● **WHAT TO PRODUCE**:
Across the lines of the records below, how many have the string "this" in them? Answer with the number alone.

(Website and app data records)

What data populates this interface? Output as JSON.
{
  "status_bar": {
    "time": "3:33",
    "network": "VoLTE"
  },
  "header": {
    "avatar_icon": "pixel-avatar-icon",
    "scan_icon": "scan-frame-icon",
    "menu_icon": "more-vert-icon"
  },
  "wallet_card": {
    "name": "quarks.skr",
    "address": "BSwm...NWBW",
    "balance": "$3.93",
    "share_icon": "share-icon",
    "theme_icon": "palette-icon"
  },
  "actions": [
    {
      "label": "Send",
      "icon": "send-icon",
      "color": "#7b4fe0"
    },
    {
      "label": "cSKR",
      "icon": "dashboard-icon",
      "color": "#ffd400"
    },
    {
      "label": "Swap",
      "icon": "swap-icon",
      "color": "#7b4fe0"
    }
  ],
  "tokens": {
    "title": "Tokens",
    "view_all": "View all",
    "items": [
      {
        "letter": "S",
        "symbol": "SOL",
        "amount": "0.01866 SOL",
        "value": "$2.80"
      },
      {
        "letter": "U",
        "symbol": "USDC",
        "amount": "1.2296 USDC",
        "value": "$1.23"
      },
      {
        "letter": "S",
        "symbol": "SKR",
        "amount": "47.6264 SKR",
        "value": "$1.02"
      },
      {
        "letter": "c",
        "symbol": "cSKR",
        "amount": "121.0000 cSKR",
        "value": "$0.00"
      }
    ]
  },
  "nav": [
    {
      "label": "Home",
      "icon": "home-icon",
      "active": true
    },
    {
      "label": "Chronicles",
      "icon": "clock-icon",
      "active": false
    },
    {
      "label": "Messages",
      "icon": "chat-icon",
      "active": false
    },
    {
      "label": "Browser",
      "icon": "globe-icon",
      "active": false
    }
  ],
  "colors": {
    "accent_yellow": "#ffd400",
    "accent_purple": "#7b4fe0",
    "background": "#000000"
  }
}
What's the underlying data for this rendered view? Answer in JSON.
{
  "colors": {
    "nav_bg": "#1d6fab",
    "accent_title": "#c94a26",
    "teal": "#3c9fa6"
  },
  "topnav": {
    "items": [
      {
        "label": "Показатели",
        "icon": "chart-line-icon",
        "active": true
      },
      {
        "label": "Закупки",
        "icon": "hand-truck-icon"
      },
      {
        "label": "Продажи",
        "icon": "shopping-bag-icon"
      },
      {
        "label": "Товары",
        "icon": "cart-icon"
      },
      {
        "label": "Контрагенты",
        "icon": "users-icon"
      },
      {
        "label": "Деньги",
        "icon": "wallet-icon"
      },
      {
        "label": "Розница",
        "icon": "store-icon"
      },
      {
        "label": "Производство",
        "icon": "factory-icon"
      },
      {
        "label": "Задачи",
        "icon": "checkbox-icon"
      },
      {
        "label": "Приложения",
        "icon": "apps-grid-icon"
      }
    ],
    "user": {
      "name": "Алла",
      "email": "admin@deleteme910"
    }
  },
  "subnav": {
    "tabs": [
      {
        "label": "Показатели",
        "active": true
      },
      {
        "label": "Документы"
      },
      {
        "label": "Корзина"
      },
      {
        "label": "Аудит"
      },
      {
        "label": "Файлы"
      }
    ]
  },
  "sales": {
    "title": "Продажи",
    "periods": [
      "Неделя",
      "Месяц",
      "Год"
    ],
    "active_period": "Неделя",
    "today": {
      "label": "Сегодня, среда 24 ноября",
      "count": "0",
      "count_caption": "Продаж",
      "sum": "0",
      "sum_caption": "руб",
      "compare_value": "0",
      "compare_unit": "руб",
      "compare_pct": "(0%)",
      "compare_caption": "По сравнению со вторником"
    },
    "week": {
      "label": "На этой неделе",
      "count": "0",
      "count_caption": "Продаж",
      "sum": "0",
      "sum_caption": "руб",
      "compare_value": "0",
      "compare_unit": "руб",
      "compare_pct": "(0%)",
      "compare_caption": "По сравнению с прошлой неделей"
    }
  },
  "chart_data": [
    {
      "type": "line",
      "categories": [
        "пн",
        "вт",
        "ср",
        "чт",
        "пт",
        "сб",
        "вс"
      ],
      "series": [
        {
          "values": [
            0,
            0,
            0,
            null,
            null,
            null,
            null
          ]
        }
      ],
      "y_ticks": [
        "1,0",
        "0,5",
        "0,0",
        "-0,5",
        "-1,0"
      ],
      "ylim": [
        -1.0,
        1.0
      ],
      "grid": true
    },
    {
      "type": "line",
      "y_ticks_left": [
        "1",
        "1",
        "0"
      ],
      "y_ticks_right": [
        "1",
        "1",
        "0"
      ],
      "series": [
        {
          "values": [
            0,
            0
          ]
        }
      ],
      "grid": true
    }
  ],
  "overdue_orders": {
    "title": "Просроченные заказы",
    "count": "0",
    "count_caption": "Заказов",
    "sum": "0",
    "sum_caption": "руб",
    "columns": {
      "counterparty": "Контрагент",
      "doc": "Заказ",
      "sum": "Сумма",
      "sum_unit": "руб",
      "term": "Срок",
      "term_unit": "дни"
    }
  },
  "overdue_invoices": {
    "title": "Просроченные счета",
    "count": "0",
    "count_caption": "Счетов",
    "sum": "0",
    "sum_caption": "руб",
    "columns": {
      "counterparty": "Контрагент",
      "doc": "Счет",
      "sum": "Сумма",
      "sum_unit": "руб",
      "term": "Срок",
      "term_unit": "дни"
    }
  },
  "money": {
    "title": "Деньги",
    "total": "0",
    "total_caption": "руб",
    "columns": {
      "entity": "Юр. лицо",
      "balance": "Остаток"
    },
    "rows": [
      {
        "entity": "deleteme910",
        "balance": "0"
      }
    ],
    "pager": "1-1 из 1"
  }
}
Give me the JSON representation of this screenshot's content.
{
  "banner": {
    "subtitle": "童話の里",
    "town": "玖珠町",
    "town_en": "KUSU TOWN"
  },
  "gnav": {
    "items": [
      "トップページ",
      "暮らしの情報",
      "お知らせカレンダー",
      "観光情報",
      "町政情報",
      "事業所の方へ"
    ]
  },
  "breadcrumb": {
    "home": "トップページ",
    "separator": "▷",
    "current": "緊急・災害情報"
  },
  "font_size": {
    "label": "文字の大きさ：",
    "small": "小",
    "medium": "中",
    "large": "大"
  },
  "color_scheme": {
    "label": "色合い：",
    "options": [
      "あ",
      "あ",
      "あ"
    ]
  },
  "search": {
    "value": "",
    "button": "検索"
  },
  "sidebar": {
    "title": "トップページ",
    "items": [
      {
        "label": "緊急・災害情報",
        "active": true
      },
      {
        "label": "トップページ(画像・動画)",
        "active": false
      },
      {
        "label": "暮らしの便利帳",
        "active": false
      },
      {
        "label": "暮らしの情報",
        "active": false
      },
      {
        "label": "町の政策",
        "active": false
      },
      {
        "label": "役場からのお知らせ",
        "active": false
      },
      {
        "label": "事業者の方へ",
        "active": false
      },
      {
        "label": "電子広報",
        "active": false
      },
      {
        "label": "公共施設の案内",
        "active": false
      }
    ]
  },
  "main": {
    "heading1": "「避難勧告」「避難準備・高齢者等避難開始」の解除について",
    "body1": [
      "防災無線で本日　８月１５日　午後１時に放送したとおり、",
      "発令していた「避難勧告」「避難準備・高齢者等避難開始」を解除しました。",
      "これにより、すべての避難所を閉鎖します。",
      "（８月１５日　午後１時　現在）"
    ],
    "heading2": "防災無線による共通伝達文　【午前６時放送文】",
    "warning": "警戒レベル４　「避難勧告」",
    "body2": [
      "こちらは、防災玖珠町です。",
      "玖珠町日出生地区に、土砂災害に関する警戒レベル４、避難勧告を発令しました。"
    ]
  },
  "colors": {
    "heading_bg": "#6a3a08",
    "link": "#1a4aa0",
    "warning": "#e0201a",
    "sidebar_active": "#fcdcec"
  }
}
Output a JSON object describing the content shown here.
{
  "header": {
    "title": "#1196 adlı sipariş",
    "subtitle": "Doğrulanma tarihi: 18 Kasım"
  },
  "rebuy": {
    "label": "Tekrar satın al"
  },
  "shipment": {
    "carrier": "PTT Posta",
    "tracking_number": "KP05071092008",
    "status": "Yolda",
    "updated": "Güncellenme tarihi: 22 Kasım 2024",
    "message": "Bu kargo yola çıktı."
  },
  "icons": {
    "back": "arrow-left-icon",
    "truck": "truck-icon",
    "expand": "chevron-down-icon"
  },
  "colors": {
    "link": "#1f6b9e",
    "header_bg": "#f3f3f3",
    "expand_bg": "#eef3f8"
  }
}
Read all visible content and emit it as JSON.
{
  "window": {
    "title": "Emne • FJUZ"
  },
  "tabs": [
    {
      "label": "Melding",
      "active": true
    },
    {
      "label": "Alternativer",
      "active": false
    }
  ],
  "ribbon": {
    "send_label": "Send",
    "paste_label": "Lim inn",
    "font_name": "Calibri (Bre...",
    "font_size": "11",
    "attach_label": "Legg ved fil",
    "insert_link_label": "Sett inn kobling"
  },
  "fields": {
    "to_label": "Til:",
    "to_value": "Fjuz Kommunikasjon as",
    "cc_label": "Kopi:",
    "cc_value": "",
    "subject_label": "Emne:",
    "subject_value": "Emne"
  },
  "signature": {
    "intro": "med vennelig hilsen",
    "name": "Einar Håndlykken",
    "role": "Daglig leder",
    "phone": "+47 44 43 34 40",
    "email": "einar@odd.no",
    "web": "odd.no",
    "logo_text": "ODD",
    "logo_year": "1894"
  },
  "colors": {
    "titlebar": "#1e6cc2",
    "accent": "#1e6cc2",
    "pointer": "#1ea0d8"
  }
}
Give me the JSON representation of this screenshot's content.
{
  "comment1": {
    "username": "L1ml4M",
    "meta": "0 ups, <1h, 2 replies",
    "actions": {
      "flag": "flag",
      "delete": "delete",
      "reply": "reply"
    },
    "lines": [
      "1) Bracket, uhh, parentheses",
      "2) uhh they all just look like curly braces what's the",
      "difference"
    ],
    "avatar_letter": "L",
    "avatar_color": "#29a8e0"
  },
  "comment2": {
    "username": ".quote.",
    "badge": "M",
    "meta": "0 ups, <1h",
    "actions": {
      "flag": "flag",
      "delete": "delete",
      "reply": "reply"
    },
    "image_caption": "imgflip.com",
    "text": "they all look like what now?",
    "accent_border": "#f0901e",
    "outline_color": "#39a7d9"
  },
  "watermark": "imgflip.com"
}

● **RESPONSE**:
4